(Extracted data entries)
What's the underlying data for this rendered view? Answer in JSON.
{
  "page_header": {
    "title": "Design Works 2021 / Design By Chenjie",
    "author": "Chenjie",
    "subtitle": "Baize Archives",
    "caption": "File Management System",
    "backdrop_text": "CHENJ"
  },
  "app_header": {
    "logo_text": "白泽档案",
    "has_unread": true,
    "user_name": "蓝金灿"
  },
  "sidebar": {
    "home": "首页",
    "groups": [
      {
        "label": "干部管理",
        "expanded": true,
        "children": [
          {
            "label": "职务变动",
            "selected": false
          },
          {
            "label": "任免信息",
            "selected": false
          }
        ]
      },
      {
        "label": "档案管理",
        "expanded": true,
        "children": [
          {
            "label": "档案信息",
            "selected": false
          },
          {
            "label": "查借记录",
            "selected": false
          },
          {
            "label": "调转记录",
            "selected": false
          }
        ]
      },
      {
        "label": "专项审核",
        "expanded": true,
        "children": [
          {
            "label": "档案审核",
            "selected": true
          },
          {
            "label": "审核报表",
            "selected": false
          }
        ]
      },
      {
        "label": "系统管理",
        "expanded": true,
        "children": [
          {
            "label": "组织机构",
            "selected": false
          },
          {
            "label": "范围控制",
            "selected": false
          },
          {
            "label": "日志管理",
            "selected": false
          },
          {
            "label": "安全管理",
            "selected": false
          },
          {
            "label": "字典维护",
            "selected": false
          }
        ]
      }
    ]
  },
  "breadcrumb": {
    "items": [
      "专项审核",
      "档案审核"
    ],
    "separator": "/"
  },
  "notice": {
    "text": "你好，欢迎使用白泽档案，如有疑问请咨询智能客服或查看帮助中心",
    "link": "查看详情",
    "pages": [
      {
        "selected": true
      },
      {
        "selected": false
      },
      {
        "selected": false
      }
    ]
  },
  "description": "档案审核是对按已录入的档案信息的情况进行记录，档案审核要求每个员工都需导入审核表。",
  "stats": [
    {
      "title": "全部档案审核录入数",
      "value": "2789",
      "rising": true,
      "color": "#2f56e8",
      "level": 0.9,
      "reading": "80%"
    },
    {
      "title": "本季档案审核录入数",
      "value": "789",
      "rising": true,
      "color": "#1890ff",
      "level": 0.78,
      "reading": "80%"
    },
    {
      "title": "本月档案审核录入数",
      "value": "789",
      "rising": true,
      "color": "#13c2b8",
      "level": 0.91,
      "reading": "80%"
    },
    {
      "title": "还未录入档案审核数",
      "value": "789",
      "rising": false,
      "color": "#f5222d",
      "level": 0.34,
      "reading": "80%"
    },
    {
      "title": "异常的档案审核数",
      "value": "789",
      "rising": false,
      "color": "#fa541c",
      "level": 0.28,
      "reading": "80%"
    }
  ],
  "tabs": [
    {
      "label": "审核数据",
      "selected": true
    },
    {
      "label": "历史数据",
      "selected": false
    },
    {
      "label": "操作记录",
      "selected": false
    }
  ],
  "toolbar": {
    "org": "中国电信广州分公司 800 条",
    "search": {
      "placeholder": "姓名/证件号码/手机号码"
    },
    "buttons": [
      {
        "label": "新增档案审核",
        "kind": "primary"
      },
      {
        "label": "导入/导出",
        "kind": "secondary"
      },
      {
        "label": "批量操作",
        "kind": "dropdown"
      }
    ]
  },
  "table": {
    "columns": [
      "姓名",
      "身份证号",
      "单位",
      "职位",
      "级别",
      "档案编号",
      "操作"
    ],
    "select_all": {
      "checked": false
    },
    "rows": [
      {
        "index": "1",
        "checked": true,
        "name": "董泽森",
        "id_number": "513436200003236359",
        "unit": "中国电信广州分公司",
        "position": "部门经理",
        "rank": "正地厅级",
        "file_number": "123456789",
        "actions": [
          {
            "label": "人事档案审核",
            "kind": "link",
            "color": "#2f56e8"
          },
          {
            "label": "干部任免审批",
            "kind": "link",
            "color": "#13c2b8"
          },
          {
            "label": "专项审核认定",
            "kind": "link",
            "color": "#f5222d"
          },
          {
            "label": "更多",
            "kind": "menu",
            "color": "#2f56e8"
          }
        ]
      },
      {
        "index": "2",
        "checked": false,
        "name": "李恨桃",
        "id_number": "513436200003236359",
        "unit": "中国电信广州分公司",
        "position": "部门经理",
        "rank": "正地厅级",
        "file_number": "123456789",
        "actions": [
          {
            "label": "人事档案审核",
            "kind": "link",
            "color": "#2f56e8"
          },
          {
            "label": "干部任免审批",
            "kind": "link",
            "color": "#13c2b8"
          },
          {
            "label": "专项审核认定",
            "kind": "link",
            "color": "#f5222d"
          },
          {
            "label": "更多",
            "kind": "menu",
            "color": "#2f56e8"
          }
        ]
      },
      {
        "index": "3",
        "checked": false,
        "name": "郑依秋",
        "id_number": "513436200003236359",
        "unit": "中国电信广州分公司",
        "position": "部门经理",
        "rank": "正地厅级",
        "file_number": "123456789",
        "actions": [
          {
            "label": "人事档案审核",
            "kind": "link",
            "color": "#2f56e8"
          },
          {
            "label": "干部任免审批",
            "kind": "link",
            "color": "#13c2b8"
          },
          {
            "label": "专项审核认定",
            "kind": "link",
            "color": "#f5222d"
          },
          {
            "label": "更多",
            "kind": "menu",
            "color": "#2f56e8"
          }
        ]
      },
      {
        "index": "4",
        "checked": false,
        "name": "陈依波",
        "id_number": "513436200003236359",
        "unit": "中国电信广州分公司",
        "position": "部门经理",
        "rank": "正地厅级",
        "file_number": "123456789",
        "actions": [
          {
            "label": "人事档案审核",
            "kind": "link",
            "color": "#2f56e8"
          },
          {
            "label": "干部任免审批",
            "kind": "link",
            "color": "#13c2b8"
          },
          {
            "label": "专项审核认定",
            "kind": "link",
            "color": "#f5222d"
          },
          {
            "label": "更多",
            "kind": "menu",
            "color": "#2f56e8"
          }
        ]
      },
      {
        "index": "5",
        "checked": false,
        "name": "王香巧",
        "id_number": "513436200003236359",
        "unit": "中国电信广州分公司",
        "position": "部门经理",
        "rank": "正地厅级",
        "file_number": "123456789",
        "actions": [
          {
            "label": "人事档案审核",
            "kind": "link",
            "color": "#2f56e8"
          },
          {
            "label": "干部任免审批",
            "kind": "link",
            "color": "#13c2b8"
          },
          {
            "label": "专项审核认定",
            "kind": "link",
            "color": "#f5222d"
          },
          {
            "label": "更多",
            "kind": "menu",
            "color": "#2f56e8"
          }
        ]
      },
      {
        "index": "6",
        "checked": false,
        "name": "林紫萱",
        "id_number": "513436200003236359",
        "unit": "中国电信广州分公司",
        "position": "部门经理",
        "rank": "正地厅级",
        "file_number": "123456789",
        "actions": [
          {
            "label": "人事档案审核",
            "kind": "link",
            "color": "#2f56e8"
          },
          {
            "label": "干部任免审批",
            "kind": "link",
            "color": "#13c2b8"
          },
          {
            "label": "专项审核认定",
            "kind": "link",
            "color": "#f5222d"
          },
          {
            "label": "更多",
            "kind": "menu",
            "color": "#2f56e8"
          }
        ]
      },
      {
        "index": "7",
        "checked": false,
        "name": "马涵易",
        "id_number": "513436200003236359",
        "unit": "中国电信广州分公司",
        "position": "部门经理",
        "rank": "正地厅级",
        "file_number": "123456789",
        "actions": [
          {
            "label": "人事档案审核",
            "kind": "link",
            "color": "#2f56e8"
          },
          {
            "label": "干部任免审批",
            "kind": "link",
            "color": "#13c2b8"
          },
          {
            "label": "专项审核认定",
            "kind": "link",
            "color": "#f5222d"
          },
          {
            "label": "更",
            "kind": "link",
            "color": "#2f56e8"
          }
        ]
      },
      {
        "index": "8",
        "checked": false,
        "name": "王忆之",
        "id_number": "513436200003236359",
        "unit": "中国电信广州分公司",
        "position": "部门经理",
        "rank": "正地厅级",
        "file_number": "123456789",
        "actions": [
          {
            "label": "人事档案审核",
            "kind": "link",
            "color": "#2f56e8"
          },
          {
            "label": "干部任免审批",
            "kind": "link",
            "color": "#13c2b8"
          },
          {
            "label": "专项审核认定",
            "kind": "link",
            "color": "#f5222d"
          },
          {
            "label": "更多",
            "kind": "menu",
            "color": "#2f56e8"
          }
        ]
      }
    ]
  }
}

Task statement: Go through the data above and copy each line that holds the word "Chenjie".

Output of the task:
    "title": "Design Works 2021 / Design By Chenjie",
    "author": "Chenjie",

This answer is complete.